They approached the court in 2012, after the failure of the institution to implement the recommendations of various visitation panels, which recommended that they be reinstated and all their entitlements paid.
The court ruled in favour of the staff in 2015 and ordered the university to reinstate them and pay their entitlements, which amounted to N2.5 billion.
Non-compliance with the court judgment necessitated the garnishee order on the institution’s bank accounts in 2017.
However, when the garnishee proceeding was ongoing, the judgment debtors filed for a stay of proceeding as they had filed an appeal before the Appeal Court in Nov.2018, contesting the 2015 judgment.
The Court of Appeal on its part on May 24, 2021, dismissed the appeal and affirmed the decision of the lower court.
The NICN then on Jan. 27 through a ruling made an order absolute in a garnishee proceeding ordering the CBN the pay the disengaged staff.
In the meantime, two labourers were on Tuesday brought before a Yaba Chief Magistrates Court in Lagos for allegedly stealing iron sheets valued N6.4million from a construction site.
The defendants are Peter Akah, 23; and Austine Opara, 28.
They are facing a two-count charge of conspiracy and theft.
The duo, however, pleaded not guilty to the charge.
The Police prosecutor, ASP Rita Momah, told the court that the defendants committed the offences on June 4, 2021, at Beamco company in the Apapa area of Lagos.
She said that the defendants were labourers at a nearby site, and they entered the company that was under reconstruction to steal flat iron sheets.
Momah said that some of the other workers who knew the defendants saw them carry the iron sheets and reported to their building manager who made the complaint at the Police Station.
According to her, the total value of the iron sheets stolen was N6.4million, and they were yet to be recovered.
She said that the offences contravene sections 411 and 287 of the Criminal Laws of Lagos State 2015 (Revised).

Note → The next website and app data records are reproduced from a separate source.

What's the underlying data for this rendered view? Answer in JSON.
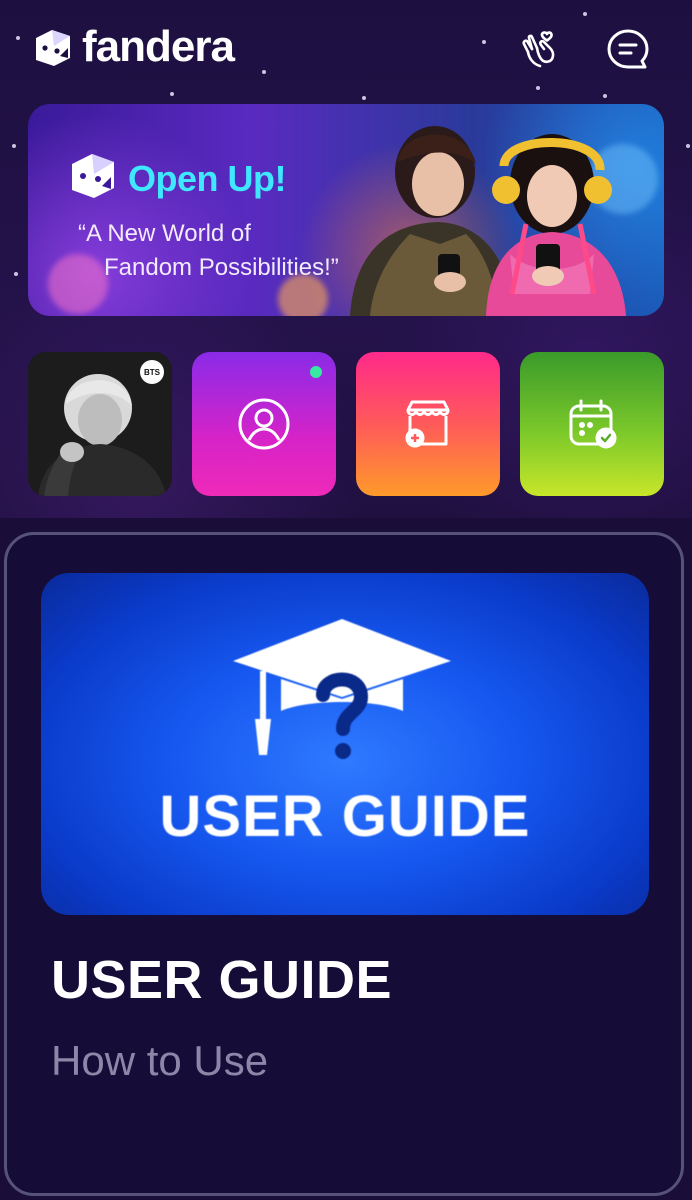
{
  "header": {
    "brand": "fandera",
    "icons": [
      "fandera-logo-icon",
      "finger-heart-icon",
      "chat-icon"
    ]
  },
  "banner": {
    "title": "Open Up!",
    "quote_line1": "“A New World of",
    "quote_line2": "Fandom Possibilities!”",
    "icons": [
      "mascot-icon"
    ]
  },
  "tiles": [
    {
      "name": "artist",
      "badge": "BTS"
    },
    {
      "name": "profile",
      "icon": "user-circle-icon"
    },
    {
      "name": "shop",
      "icon": "store-icon"
    },
    {
      "name": "calendar",
      "icon": "calendar-check-icon"
    }
  ],
  "guide_card": {
    "image_text": "USER GUIDE",
    "title": "USER GUIDE",
    "subtitle": "How to Use",
    "icons": [
      "graduation-cap-question-icon"
    ]
  },
  "colors": {
    "background": "#1a0e38",
    "banner_accent": "#3fe7ff",
    "card_border": "#57527a",
    "online": "#38e8a0"
  }
}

The newsmen report that Section 287 stipulates a three-year jail term for the offence of stealing, while Section 411 provides two years for conspiracy.
The Chief Magistrate, Mrs Adeola Adedayo, admitted the defendants to bail of N2million each with two responsible sureties in like sum.

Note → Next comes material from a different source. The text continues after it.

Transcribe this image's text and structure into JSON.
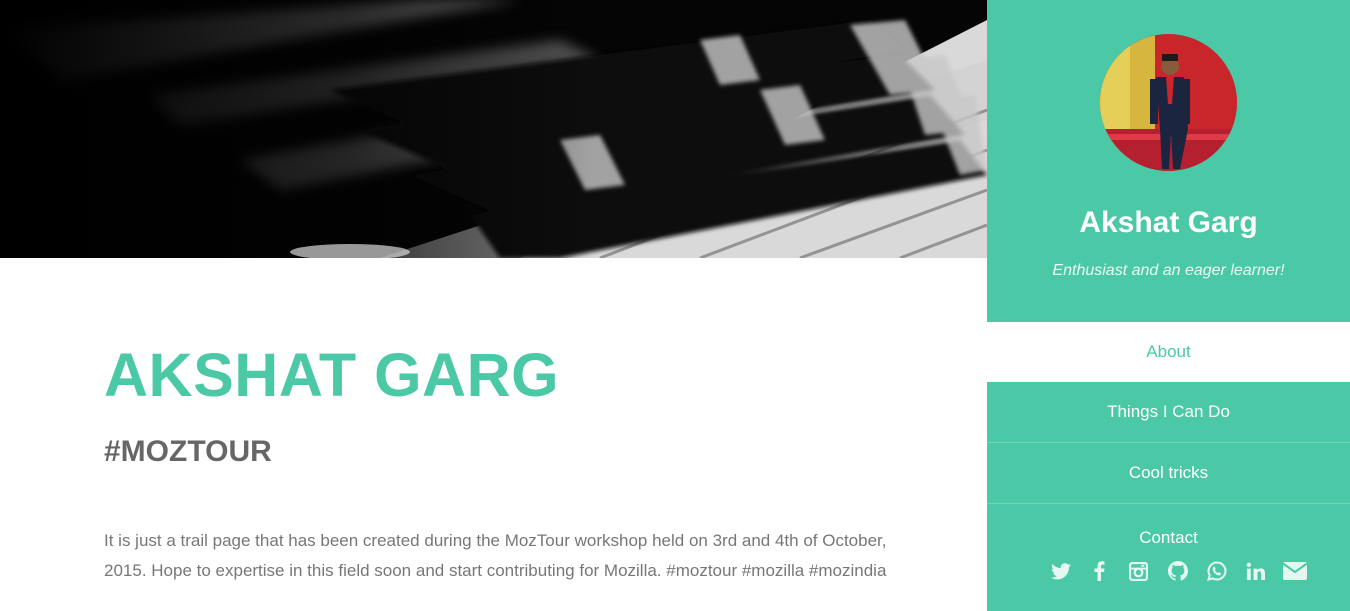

She said that all the sureties must be gainfully employed with evidence of three years tax payment to the Lagos State Government, and have their addresses verified by the court.
Adedayo adjourned the case until May 17, for mention.